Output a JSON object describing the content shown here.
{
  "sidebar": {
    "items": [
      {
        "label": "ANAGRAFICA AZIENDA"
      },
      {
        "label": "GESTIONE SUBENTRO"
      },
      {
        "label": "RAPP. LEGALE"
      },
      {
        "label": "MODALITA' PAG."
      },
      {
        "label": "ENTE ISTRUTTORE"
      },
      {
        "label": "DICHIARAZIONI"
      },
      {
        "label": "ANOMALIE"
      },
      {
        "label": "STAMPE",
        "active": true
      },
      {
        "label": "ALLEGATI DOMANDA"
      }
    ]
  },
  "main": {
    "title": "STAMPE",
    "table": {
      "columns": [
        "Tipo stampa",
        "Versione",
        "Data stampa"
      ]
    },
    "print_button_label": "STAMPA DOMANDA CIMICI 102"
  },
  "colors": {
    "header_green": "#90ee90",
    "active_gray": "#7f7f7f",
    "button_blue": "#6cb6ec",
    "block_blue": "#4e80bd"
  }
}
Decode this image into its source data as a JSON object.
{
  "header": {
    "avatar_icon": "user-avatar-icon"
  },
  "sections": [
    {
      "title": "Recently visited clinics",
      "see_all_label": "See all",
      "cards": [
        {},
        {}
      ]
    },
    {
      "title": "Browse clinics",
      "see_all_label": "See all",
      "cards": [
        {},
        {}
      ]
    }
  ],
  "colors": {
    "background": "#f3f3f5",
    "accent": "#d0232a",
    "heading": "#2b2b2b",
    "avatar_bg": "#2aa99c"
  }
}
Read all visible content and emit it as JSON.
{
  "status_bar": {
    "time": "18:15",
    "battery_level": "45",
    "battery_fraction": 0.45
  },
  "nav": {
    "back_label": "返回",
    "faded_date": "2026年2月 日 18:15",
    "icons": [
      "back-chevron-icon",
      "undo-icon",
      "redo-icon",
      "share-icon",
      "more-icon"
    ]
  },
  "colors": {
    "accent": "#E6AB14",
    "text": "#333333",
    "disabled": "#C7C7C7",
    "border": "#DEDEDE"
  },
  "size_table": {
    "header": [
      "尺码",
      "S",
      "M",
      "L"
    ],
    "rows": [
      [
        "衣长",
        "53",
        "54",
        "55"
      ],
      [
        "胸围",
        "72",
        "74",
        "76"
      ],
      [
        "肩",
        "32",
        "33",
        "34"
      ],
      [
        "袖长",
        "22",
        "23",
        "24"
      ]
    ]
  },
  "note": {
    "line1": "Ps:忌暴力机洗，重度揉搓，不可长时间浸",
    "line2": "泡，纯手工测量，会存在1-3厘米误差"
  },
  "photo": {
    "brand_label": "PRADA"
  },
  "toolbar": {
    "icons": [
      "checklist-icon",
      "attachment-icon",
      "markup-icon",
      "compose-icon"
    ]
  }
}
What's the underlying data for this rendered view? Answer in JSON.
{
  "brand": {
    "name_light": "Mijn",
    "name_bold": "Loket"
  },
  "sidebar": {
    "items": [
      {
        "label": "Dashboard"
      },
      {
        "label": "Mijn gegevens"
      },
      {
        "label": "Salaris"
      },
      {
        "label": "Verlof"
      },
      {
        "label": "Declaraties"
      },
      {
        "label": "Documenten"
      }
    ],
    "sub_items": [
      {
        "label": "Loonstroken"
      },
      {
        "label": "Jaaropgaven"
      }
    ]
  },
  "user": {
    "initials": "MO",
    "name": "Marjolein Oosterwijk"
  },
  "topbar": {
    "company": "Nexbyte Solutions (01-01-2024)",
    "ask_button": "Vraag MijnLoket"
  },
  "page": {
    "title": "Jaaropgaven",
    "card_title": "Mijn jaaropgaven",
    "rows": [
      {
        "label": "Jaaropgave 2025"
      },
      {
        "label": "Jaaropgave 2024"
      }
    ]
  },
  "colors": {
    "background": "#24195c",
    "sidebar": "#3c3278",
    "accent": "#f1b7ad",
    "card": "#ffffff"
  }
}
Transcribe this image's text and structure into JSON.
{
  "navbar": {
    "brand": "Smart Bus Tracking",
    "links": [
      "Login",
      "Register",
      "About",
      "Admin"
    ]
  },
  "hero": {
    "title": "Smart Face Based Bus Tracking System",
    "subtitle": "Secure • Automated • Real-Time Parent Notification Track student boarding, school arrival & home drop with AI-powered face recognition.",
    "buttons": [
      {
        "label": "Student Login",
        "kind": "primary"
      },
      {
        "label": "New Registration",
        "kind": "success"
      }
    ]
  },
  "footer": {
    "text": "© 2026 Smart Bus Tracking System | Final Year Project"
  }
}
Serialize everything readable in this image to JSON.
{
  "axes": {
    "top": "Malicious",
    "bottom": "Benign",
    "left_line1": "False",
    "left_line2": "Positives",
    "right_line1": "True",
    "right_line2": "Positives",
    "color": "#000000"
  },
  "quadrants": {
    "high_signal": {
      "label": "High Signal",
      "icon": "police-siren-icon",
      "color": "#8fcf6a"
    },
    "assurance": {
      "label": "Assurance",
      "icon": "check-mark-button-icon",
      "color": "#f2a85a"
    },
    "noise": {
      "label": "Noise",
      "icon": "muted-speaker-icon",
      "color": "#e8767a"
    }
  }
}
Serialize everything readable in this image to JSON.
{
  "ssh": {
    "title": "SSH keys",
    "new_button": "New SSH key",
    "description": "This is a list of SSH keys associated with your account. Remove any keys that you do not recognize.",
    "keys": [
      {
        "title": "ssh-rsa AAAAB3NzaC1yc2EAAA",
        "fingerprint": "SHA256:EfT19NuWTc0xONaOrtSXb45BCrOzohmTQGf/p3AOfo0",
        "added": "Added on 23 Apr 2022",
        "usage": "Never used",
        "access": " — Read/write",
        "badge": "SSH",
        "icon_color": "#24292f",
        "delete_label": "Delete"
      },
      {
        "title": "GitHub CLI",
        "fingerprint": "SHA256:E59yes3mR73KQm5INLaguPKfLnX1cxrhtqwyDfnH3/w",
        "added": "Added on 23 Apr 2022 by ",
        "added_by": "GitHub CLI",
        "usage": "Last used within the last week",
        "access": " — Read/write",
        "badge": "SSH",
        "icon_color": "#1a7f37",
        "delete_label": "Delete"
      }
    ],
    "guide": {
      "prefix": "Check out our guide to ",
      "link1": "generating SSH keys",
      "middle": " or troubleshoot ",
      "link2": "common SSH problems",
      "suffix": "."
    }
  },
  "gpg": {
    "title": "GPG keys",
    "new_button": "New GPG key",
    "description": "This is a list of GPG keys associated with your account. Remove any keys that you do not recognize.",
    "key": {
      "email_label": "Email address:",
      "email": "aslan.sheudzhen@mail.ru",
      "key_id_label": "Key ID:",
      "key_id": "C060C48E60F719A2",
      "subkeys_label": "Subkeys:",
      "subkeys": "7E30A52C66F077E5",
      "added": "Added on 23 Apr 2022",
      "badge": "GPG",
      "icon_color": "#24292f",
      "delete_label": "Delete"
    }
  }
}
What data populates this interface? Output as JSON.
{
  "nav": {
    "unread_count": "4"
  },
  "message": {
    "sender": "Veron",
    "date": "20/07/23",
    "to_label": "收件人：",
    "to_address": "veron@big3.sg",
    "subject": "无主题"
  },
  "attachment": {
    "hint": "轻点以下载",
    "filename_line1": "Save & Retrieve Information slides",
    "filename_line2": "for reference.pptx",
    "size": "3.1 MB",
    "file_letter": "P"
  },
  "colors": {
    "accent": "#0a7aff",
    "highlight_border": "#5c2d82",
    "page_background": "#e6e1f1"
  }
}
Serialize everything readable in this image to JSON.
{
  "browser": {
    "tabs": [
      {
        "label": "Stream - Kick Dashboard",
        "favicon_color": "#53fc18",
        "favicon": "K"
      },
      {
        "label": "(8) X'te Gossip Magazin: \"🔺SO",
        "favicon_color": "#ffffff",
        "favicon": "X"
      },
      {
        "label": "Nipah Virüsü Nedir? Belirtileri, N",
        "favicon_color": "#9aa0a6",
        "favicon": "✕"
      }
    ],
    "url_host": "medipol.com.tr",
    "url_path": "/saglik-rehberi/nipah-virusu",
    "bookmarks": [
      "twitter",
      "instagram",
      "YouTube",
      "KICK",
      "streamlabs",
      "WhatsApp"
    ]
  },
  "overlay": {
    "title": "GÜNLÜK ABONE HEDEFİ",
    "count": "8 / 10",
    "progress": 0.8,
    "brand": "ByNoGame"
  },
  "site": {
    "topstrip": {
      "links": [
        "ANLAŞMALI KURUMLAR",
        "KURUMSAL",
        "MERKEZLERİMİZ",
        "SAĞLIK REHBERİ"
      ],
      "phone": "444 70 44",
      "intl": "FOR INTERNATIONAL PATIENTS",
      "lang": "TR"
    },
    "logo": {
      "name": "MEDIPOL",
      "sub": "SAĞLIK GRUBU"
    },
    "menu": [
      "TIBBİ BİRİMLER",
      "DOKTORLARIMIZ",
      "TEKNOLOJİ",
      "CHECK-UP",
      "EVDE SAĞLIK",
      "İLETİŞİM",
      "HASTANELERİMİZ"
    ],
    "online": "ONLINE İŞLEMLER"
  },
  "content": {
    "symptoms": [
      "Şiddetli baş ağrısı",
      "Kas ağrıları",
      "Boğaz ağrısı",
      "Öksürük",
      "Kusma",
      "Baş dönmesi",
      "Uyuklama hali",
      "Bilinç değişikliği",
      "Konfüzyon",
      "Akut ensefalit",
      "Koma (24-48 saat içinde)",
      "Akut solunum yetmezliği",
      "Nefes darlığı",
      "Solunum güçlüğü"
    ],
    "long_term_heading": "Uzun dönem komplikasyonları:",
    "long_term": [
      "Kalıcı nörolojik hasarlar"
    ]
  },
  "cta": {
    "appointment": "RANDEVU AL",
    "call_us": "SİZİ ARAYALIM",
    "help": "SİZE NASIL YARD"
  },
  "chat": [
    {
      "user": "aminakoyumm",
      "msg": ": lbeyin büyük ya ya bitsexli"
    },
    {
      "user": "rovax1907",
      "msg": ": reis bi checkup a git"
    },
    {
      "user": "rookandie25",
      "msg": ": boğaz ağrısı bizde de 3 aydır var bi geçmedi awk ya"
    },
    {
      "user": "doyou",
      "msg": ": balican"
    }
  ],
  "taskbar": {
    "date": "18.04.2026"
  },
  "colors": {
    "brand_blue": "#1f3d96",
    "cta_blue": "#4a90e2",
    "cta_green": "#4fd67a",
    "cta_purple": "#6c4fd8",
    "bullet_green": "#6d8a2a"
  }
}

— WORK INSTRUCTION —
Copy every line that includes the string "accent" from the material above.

— RESULT FOR THIS EXERCISE —
    "accent": "#d0232a",
    "accent": "#E6AB14",
    "accent": "#f1b7ad",
    "accent": "#0a7aff",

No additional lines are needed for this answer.